RECORDS →
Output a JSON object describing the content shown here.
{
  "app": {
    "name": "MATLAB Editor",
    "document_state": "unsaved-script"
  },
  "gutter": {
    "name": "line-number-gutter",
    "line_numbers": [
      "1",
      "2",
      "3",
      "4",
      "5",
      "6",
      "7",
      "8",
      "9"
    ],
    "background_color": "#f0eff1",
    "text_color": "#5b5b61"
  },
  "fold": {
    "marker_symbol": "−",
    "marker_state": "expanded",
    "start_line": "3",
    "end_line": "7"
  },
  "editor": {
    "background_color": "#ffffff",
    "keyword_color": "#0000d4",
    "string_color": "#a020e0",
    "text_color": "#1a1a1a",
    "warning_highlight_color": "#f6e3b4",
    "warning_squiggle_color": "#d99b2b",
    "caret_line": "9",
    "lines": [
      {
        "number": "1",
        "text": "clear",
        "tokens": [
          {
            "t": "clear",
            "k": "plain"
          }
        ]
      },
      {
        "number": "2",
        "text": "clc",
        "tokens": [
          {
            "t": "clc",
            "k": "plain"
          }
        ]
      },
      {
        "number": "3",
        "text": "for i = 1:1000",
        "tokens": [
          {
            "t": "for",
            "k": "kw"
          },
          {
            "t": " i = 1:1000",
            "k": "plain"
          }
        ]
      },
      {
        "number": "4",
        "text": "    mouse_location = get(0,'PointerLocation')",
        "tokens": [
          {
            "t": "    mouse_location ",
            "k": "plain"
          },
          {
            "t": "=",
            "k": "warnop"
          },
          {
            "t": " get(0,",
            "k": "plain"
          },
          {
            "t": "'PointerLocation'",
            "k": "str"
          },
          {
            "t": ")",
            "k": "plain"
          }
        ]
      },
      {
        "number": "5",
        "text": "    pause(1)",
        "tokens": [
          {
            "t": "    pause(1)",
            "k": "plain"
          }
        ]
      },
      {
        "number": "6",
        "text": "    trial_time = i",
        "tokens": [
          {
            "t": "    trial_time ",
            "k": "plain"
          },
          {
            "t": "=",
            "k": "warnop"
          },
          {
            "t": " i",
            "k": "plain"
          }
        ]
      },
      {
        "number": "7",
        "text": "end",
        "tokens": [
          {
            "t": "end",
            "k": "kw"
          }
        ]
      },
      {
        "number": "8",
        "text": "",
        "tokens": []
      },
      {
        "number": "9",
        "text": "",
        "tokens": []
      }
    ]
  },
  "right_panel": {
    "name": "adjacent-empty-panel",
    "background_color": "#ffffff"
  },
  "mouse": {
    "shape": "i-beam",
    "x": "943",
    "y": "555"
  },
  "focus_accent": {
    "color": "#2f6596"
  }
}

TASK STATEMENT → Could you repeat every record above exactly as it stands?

TASK OUTPUT →
Output a JSON object describing the content shown here.
{
  "app": {
    "name": "MATLAB Editor",
    "document_state": "unsaved-script"
  },
  "gutter": {
    "name": "line-number-gutter",
    "line_numbers": [
      "1",
      "2",
      "3",
      "4",
      "5",
      "6",
      "7",
      "8",
      "9"
    ],
    "background_color": "#f0eff1",
    "text_color": "#5b5b61"
  },
  "fold": {
    "marker_symbol": "−",
    "marker_state": "expanded",
    "start_line": "3",
    "end_line": "7"
  },
  "editor": {
    "background_color": "#ffffff",
    "keyword_color": "#0000d4",
    "string_color": "#a020e0",
    "text_color": "#1a1a1a",
    "warning_highlight_color": "#f6e3b4",
    "warning_squiggle_color": "#d99b2b",
    "caret_line": "9",
    "lines": [
      {
        "number": "1",
        "text": "clear",
        "tokens": [
          {
            "t": "clear",
            "k": "plain"
          }
        ]
      },
      {
        "number": "2",
        "text": "clc",
        "tokens": [
          {
            "t": "clc",
            "k": "plain"
          }
        ]
      },
      {
        "number": "3",
        "text": "for i = 1:1000",
        "tokens": [
          {
            "t": "for",
            "k": "kw"
          },
          {
            "t": " i = 1:1000",
            "k": "plain"
          }
        ]
      },
      {
        "number": "4",
        "text": "    mouse_location = get(0,'PointerLocation')",
        "tokens": [
          {
            "t": "    mouse_location ",
            "k": "plain"
          },
          {
            "t": "=",
            "k": "warnop"
          },
          {
            "t": " get(0,",
            "k": "plain"
          },
          {
            "t": "'PointerLocation'",
            "k": "str"
          },
          {
            "t": ")",
            "k": "plain"
          }
        ]
      },
      {
        "number": "5",
        "text": "    pause(1)",
        "tokens": [
          {
            "t": "    pause(1)",
            "k": "plain"
          }
        ]
      },
      {
        "number": "6",
        "text": "    trial_time = i",
        "tokens": [
          {
            "t": "    trial_time ",
            "k": "plain"
          },
          {
            "t": "=",
            "k": "warnop"
          },
          {
            "t": " i",
            "k": "plain"
          }
        ]
      },
      {
        "number": "7",
        "text": "end",
        "tokens": [
          {
            "t": "end",
            "k": "kw"
          }
        ]
      },
      {
        "number": "8",
        "text": "",
        "tokens": []
      },
      {
        "number": "9",
        "text": "",
        "tokens": []
      }
    ]
  },
  "right_panel": {
    "name": "adjacent-empty-panel",
    "background_color": "#ffffff"
  },
  "mouse": {
    "shape": "i-beam",
    "x": "943",
    "y": "555"
  },
  "focus_accent": {
    "color": "#2f6596"
  }
}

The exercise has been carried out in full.